The answer must be every line of the data that holds the word "icon".

*** Information ***

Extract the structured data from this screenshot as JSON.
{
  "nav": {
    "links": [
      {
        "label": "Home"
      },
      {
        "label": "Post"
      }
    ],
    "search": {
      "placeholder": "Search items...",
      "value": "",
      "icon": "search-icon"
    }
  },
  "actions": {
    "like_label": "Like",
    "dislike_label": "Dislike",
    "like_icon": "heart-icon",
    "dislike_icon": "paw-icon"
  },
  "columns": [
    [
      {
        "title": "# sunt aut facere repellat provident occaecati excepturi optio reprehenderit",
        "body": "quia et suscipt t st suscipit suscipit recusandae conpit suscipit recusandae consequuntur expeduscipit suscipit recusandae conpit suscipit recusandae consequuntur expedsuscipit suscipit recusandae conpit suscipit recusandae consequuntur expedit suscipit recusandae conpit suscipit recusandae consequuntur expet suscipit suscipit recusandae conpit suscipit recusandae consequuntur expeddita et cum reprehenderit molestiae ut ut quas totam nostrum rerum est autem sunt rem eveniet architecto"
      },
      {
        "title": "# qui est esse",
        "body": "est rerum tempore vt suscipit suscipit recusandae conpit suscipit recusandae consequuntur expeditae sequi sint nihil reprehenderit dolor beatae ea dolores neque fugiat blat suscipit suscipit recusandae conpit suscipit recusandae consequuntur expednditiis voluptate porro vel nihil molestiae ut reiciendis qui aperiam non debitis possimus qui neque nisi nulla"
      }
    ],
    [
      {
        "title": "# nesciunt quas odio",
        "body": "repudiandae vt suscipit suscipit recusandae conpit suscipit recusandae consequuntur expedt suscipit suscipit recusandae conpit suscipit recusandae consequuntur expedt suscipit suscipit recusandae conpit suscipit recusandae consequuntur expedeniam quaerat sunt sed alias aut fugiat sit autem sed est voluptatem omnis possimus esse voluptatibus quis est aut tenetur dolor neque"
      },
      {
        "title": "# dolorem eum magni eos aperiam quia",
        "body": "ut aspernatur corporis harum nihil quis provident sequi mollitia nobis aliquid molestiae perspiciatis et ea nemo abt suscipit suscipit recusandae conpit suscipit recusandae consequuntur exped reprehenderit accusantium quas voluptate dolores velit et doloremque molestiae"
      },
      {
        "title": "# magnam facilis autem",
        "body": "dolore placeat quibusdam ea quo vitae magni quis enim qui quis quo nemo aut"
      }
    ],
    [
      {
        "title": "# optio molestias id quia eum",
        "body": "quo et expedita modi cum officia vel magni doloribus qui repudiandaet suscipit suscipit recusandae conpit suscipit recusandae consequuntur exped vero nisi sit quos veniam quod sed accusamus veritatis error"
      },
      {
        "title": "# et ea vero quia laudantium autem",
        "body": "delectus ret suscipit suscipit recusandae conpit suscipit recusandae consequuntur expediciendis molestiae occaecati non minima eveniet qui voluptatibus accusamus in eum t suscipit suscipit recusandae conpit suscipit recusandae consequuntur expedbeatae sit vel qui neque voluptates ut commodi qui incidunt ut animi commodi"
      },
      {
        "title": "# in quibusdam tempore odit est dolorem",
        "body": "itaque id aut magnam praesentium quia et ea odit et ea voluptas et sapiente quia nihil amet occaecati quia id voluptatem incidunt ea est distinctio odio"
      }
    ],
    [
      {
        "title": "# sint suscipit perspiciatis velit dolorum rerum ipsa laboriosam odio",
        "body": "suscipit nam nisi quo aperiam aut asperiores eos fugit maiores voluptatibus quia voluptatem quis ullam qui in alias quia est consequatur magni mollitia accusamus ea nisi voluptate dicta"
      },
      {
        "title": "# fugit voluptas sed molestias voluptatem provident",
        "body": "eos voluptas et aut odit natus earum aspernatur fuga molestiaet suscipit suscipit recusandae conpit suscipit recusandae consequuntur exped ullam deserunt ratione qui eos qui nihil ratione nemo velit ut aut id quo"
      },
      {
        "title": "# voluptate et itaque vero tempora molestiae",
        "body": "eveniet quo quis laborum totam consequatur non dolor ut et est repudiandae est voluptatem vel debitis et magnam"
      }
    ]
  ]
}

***

*Response box*
      "icon": "search-icon"
    "like_icon": "heart-icon",
    "dislike_icon": "paw-icon"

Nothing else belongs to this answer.